What is in this article?:
- Stink bugs hit Kentucky beans
- Feed directly on pod
University of Kentucky Extension entomologist Doug Johnson encourages soybean producers to scout their fields as soon as possible for stink bugs and continue scouting until soybeans reach the beginning maturity, or R7, stage.
Purchase Area soybean producers are reporting large numbers of stink bugs in their fields. University of Kentucky Extension entomologist Doug Johnson encourages soybean producers to scout their fields as soon as possible for this pest and continue scouting until the soybeans reach the beginning maturity, or R7, stage.
"Late-season pests of soybeans are very dangerous, because they feed directly on the yield, and because they are often overlooked," said Johnson, who's in the UK College of Agriculture.
The large number of stink bug populations could partially be caused by the drought in the Purchase Area and other parts of western Kentucky.
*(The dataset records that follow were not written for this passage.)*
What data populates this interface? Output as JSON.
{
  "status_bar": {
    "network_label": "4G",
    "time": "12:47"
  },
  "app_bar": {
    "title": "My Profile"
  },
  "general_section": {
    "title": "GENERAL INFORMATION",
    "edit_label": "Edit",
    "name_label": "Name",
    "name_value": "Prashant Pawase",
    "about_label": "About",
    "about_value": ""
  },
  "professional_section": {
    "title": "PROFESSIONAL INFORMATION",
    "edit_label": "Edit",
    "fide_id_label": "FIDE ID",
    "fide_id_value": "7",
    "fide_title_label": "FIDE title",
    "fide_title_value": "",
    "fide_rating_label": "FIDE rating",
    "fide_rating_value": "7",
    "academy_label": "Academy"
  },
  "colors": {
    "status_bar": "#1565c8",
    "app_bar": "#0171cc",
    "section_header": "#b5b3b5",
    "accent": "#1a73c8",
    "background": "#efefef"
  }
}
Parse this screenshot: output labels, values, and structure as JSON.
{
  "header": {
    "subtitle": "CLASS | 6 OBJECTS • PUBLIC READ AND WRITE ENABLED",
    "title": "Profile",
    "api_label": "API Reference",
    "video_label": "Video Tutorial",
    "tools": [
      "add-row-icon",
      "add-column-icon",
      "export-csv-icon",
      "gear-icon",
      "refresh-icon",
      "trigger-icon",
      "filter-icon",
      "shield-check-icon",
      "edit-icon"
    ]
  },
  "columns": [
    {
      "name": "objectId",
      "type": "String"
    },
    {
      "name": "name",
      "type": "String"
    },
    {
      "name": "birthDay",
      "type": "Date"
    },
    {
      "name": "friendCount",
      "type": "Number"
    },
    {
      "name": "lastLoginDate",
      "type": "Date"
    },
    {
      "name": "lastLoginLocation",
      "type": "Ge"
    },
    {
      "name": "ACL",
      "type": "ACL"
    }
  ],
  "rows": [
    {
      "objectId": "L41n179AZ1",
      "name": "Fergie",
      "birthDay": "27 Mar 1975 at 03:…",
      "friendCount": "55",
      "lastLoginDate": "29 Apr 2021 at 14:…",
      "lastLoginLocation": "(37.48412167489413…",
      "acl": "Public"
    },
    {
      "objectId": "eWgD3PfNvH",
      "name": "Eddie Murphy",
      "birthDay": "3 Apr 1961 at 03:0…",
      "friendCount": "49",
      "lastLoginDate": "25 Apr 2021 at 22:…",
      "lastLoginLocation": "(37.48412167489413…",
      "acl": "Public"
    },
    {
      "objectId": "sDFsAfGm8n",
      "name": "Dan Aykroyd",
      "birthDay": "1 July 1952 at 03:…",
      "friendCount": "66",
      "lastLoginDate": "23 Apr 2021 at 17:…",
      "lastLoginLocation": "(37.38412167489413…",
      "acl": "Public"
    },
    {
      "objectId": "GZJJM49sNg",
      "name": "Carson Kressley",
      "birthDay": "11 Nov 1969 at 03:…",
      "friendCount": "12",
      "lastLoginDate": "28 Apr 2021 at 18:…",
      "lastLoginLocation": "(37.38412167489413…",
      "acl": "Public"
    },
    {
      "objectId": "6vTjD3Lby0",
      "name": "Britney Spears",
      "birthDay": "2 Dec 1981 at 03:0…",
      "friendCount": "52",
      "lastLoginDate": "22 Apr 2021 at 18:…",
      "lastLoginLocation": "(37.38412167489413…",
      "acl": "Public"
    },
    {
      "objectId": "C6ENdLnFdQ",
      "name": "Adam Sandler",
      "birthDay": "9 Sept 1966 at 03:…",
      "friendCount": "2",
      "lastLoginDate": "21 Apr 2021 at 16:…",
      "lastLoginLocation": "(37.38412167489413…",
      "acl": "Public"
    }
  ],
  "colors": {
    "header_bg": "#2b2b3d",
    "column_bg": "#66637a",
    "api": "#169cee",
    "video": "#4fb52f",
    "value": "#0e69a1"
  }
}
Typically, stink bugs feed on a variety of plants, but this year's drought may have limited their feeding options, causing them to concentrate on remaining crops. In addition to soybeans, this includes many grass crops, especially newly seeded ones.
Three or four stink bug species are common in Kentucky, and they are typically brown or green. Adults are about one-half- to three-quarter-inch in length and shield shaped. Stink bug nymphs are smaller, have colored spots on their backs and do not have wings.
Stink bug populations are normally higher in later-maturing fields, especially those with flowering plants. Adults tend to clump together. Early infestations may be found along the edge of a field.